COLORADO SPRINGS, COLO. -- Last month, the Colorado Springs Police Department started sending tickets to drivers who ran red lights at intersections monitored by cameras. There are four intersections that have the cameras, and safety officials say they're among the city's most dangerous. "We want to reduce accidents at these intersections," CSPD Sgt. Steve Noblitt said. "We've had a lot of side-impact crashes at these intersections, there's a large number of violations at these intersections, and our goal is to ultimately reduce traffic crashes and violations at these intersections." During the 30-day trial period, they issued more than 1,400 warnings. In the first week of actual enforcement, they've sent out about 300 notices by mail.
"When you get the notice, you can either pay the $75 fine - no points - or choose to go to court and contest the summons," Noblitt said. "With the summons will come still photos, as well as your speed and how long the light was yellow and how long it was red."
There will also be a web link and password so motorists can watch a 12-second clip of the alleged violation.
Police officers review the video before they send out violations.
"They review all the violations that the vendor sends us, and based upon our business rules - these are actually rules that were established in the contract with the vendor - it's violations that we as a police department will either accept or not accept," CSPD Sgt. Andrew James said. "For example, if it's not a clear visual shot of the person driving the vehicle, we know we do not want to see that violation. However, if it does get sent to us, my officer still has the discretion to look at the violation and say, 'you know, I'm not comfortable with that one,' so there's checks and balances between the vendor's site and the CSPD."
Police said they've gotten a lot of questions from motorists, especially concerning turning right on red light.
"You can turn right on red at most intersections in Colorado Springs unless there's a sign indicates you can't," Noblitt said. "But remember, you have to stop first, either behind the stop bar or the crosswalk before you turn right on red, you can't roll through it."
He also said you won't be cited if you're in the intersection waiting to turn when the light turns red.
"They're in the intersection, they're fine," Noblitt said. "What we're looking for is people that approach the intersection while the light is red and then go through it, so if you approach when it's green or yellow, and you get to the intersection when it's green or yellow, you're not what we're looking for."

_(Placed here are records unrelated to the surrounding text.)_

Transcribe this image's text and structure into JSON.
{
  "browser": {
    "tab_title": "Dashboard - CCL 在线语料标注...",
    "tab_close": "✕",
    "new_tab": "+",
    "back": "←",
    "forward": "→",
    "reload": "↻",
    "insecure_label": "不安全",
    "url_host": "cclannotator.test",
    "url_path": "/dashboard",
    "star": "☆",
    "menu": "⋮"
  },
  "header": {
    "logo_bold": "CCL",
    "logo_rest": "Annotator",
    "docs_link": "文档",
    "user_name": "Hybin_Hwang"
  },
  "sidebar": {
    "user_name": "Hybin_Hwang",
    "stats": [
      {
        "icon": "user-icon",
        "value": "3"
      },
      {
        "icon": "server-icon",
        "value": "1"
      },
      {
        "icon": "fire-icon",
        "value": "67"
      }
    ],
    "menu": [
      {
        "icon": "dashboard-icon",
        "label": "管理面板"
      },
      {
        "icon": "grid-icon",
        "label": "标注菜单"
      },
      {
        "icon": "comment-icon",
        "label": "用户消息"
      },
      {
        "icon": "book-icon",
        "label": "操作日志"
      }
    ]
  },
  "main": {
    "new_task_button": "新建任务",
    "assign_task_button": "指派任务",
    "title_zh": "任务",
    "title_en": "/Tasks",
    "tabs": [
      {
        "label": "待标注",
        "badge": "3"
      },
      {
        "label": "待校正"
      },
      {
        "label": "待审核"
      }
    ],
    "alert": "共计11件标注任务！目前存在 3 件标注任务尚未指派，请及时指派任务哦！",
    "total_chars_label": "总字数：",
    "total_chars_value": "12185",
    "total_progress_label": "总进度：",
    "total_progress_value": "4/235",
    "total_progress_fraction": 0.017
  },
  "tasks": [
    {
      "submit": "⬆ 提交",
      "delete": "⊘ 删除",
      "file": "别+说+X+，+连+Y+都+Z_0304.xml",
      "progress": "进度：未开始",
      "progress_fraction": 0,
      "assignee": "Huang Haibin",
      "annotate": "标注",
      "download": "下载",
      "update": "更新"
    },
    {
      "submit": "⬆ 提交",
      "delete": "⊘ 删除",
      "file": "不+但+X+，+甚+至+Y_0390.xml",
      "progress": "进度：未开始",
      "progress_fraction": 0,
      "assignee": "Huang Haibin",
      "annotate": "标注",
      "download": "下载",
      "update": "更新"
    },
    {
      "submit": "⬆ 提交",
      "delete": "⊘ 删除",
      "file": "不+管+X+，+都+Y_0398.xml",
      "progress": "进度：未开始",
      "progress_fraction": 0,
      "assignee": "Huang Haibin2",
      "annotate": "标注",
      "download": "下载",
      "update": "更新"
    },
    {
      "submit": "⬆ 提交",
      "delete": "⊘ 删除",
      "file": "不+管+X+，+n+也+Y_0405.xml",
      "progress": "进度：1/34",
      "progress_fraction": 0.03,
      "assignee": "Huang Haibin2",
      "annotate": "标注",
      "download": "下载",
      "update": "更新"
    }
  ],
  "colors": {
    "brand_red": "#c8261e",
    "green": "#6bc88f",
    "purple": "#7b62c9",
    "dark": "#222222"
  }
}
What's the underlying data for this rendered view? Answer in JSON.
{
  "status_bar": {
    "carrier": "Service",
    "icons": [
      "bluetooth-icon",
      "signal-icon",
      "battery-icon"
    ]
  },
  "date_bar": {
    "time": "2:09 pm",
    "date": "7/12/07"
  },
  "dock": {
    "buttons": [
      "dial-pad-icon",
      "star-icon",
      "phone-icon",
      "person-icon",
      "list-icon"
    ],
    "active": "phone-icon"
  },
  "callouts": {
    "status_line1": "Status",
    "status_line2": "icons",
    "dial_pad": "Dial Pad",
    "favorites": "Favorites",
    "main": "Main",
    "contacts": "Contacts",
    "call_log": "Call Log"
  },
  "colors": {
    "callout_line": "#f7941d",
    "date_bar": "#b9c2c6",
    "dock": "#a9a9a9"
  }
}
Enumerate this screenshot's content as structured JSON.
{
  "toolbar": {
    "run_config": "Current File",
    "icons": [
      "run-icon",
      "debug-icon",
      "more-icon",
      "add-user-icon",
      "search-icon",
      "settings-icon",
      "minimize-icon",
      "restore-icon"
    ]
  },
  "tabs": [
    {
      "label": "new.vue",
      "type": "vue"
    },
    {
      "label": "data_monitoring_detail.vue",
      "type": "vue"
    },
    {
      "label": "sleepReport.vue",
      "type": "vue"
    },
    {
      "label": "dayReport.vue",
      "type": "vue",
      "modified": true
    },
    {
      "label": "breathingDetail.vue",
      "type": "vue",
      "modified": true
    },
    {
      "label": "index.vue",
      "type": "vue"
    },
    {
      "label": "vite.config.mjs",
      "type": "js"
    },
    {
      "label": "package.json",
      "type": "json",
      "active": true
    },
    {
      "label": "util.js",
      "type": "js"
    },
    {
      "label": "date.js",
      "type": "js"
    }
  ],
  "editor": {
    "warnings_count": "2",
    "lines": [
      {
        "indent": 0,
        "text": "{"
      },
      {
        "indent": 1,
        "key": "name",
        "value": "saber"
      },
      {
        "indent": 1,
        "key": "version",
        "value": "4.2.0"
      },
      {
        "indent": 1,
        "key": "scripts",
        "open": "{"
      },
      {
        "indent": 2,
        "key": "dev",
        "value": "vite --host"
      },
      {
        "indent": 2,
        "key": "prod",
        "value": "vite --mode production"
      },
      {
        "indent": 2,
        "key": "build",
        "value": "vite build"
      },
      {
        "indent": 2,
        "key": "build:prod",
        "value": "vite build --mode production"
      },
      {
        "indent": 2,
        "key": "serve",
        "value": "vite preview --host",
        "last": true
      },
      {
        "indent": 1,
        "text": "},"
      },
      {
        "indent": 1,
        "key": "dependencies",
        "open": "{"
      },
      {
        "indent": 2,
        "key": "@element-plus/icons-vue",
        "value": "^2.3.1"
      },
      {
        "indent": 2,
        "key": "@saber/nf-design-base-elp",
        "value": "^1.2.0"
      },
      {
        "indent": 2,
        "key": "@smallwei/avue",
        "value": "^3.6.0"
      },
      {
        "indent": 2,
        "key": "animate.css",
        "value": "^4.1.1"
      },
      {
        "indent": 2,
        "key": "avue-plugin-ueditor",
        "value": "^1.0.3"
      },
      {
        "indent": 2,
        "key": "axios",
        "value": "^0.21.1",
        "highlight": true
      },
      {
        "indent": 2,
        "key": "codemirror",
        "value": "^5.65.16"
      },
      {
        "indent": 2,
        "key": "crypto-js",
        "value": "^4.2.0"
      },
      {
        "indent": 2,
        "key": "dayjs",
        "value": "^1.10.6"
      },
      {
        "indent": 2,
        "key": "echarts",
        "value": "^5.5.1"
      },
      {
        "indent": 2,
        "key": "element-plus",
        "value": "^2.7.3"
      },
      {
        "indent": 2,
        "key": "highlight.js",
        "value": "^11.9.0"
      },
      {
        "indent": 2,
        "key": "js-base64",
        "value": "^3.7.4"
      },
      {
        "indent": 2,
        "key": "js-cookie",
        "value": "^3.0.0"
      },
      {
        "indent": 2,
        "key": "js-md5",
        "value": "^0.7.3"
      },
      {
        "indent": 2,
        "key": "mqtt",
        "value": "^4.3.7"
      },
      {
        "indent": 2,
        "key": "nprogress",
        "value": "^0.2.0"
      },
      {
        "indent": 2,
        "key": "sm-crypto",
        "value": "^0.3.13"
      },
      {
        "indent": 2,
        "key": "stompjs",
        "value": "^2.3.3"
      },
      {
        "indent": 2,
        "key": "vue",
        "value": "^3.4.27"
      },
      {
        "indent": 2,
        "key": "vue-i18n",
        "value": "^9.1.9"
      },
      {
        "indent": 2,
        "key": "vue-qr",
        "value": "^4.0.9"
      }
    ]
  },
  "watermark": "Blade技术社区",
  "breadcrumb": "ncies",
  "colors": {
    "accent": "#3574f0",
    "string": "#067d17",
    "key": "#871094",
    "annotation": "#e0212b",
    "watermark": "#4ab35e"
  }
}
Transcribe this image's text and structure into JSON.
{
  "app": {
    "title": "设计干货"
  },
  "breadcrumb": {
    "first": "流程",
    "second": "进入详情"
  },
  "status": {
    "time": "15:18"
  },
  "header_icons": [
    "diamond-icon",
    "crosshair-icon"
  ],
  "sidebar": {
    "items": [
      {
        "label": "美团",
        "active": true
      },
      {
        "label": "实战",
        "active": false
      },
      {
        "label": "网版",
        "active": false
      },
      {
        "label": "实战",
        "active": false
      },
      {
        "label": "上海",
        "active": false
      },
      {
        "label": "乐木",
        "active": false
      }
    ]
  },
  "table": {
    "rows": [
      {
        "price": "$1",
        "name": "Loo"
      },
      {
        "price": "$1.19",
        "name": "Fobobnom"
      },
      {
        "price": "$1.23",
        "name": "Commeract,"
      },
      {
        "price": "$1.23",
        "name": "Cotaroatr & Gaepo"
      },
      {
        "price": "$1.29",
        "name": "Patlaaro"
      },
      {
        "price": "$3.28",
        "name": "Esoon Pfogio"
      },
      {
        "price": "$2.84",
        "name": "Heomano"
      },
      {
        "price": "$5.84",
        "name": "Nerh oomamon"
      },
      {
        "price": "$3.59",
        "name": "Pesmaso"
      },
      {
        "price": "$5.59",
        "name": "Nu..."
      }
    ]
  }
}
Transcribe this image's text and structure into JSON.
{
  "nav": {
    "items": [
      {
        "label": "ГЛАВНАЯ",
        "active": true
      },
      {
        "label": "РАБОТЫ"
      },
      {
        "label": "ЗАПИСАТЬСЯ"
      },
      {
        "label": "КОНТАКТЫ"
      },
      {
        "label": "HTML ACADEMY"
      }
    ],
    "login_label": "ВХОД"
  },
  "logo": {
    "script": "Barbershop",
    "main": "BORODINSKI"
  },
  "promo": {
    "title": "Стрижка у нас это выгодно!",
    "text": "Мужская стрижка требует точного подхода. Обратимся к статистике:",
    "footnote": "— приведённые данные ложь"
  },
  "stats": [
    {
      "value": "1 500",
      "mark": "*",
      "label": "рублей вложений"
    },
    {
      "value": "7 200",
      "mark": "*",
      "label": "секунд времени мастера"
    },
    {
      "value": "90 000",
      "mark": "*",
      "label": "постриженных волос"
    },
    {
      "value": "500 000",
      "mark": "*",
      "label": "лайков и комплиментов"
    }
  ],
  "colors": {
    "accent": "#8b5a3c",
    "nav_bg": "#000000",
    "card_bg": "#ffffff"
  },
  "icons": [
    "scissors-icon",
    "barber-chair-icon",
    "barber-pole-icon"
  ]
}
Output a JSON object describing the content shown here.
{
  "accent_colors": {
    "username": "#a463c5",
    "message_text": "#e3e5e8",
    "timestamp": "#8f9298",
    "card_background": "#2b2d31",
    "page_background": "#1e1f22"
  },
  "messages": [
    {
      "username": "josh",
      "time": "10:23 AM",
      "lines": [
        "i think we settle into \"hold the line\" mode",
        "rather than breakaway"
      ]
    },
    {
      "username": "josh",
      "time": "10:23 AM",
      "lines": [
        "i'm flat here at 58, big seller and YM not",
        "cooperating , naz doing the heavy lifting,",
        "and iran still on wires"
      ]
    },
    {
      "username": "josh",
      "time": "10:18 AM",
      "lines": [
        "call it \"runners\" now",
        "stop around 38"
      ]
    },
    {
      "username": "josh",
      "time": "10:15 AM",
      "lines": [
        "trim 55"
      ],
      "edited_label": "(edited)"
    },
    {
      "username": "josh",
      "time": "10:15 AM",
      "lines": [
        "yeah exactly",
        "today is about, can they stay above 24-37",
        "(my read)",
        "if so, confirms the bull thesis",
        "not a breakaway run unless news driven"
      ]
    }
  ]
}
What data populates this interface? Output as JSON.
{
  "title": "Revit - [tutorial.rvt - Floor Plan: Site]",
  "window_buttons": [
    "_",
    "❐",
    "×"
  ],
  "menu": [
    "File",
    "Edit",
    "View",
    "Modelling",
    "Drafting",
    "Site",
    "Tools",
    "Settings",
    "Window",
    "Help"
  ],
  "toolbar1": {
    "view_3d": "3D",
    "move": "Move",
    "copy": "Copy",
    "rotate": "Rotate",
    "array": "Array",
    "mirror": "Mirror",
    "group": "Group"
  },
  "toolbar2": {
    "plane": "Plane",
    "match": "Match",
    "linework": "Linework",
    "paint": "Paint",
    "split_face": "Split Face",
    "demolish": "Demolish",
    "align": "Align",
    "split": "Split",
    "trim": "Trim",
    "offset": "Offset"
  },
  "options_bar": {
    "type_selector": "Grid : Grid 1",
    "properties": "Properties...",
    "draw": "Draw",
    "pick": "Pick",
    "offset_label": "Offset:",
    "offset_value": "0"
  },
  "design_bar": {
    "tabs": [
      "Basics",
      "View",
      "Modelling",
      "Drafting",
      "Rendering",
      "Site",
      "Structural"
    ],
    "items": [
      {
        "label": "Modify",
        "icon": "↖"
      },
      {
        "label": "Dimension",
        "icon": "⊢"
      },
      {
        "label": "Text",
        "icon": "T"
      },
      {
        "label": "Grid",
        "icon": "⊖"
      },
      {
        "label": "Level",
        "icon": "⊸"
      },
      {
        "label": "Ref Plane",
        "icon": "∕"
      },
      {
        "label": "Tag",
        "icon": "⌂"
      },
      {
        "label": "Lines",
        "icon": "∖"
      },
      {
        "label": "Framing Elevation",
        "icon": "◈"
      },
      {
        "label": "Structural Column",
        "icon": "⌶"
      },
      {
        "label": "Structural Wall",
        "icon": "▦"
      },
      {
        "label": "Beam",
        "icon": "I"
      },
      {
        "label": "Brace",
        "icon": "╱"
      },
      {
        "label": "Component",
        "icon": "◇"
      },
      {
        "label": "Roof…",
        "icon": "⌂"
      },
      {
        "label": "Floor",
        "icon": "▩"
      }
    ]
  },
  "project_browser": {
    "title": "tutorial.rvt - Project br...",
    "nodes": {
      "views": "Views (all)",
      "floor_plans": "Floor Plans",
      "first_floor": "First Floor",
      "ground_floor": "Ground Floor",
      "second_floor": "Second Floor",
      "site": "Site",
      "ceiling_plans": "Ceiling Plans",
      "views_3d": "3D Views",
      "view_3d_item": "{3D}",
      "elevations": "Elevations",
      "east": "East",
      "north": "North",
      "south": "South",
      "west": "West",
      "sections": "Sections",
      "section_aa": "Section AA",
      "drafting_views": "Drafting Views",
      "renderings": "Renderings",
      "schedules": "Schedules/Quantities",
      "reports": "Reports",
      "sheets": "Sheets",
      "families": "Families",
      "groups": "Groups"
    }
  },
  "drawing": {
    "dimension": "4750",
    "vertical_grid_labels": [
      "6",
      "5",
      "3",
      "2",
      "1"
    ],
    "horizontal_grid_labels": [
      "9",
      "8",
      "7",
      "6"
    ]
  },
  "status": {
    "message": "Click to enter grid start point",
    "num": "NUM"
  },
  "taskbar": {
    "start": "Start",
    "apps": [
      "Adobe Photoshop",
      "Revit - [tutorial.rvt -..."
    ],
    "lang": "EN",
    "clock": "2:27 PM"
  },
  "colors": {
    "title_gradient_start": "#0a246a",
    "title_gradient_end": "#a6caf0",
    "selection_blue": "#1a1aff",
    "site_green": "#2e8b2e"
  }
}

It costs the city around $5,200 per month per intersection to keep the cameras in operation. Authorities said it's a huge cost savings over stationing squad cars there. They also say it's never been a revenue-driven program.
"It's really motivated to reduce the crashes there. If there's 1,400 violations in a 30-day period, I think that speaks for itself," Noblitt said. "We aren't making these up, they are happening, and we're confident this will change the way people drive in Colorado Springs, which is a good thing."
Published by ColoradoConnection.com
|More on the red light cameras|
|Diagram of how the cams work|
|Why these intersections?|
|Copy of the city ordinance|
Posted in Red Light
Nov 05th, 2010